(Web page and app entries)
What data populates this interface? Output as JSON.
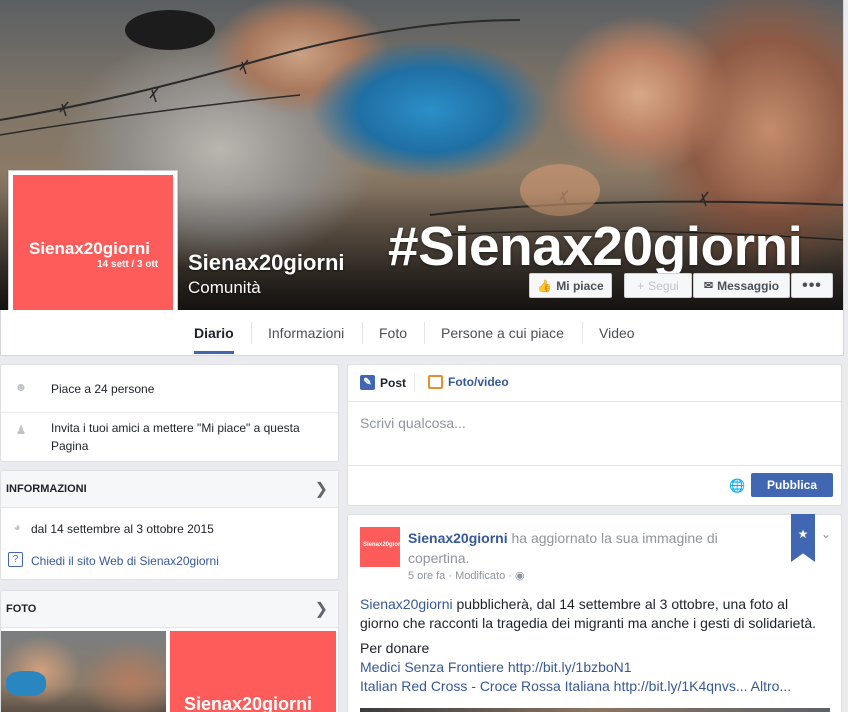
{
  "cover": {
    "hashtag": "#Sienax20giorni",
    "page_name": "Sienax20giorni",
    "category": "Comunità"
  },
  "profile_pic": {
    "brand": "Sienax20giorni",
    "dates": "14 sett / 3 ott"
  },
  "cover_buttons": {
    "like": "Mi piace",
    "follow": "Segui",
    "message": "Messaggio",
    "more": "•••"
  },
  "nav": {
    "tabs": [
      "Diario",
      "Informazioni",
      "Foto",
      "Persone a cui piace",
      "Video"
    ],
    "active": "Diario"
  },
  "left": {
    "likes_text": "Piace a 24 persone",
    "invite_text": "Invita i tuoi amici a mettere \"Mi piace\" a questa Pagina",
    "info": {
      "header": "INFORMAZIONI",
      "dates": "dal 14 settembre al 3 ottobre 2015",
      "website": "Chiedi il sito Web di Sienax20giorni"
    },
    "photos": {
      "header": "FOTO",
      "thumb2_text": "Sienax20giorni"
    }
  },
  "composer": {
    "tab_post": "Post",
    "tab_photo": "Foto/video",
    "placeholder": "Scrivi qualcosa...",
    "publish": "Pubblica"
  },
  "post": {
    "avatar_text": "Sienax20giorni",
    "author": "Sienax20giorni",
    "action": "ha aggiornato la sua immagine di copertina.",
    "meta": "5 ore fa · Modificato ·",
    "body_link": "Sienax20giorni",
    "body_rest": "pubblicherà, dal 14 settembre al 3 ottobre, una foto al giorno che racconti la tragedia dei migranti ma anche i gesti di solidarietà.",
    "donate_label": "Per donare",
    "link1": "Medici Senza Frontiere http://bit.ly/1bzboN1",
    "link2": "Italian Red Cross - Croce Rossa Italiana http://bit.ly/1K4qnvs...",
    "more": "Altro..."
  },
  "colors": {
    "brand_red": "#fe5b5b",
    "fb_blue": "#4267b2",
    "link_blue": "#365899",
    "bg": "#e9ebee"
  }
}
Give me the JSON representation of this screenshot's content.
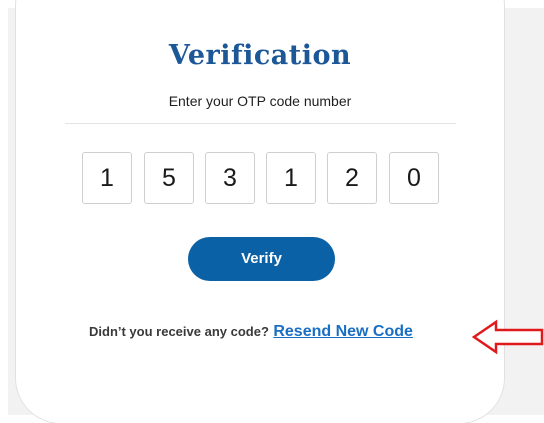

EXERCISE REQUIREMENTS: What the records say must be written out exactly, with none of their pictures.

YOUR SOLUTION:
What data populates this interface? Output as JSON.
{
  "cover": {
    "hashtag": "#Sienax20giorni",
    "page_name": "Sienax20giorni",
    "category": "Comunità"
  },
  "profile_pic": {
    "brand": "Sienax20giorni",
    "dates": "14 sett / 3 ott"
  },
  "cover_buttons": {
    "like": "Mi piace",
    "follow": "Segui",
    "message": "Messaggio",
    "more": "•••"
  },
  "nav": {
    "tabs": [
      "Diario",
      "Informazioni",
      "Foto",
      "Persone a cui piace",
      "Video"
    ],
    "active": "Diario"
  },
  "left": {
    "likes_text": "Piace a 24 persone",
    "invite_text": "Invita i tuoi amici a mettere \"Mi piace\" a questa Pagina",
    "info": {
      "header": "INFORMAZIONI",
      "dates": "dal 14 settembre al 3 ottobre 2015",
      "website": "Chiedi il sito Web di Sienax20giorni"
    },
    "photos": {
      "header": "FOTO",
      "thumb2_text": "Sienax20giorni"
    }
  },
  "composer": {
    "tab_post": "Post",
    "tab_photo": "Foto/video",
    "placeholder": "Scrivi qualcosa...",
    "publish": "Pubblica"
  },
  "post": {
    "avatar_text": "Sienax20giorni",
    "author": "Sienax20giorni",
    "action": "ha aggiornato la sua immagine di copertina.",
    "meta": "5 ore fa · Modificato ·",
    "body_link": "Sienax20giorni",
    "body_rest": "pubblicherà, dal 14 settembre al 3 ottobre, una foto al giorno che racconti la tragedia dei migranti ma anche i gesti di solidarietà.",
    "donate_label": "Per donare",
    "link1": "Medici Senza Frontiere http://bit.ly/1bzboN1",
    "link2": "Italian Red Cross - Croce Rossa Italiana http://bit.ly/1K4qnvs...",
    "more": "Altro..."
  },
  "colors": {
    "brand_red": "#fe5b5b",
    "fb_blue": "#4267b2",
    "link_blue": "#365899",
    "bg": "#e9ebee"
  }
}
Give me the JSON representation of this screenshot's content.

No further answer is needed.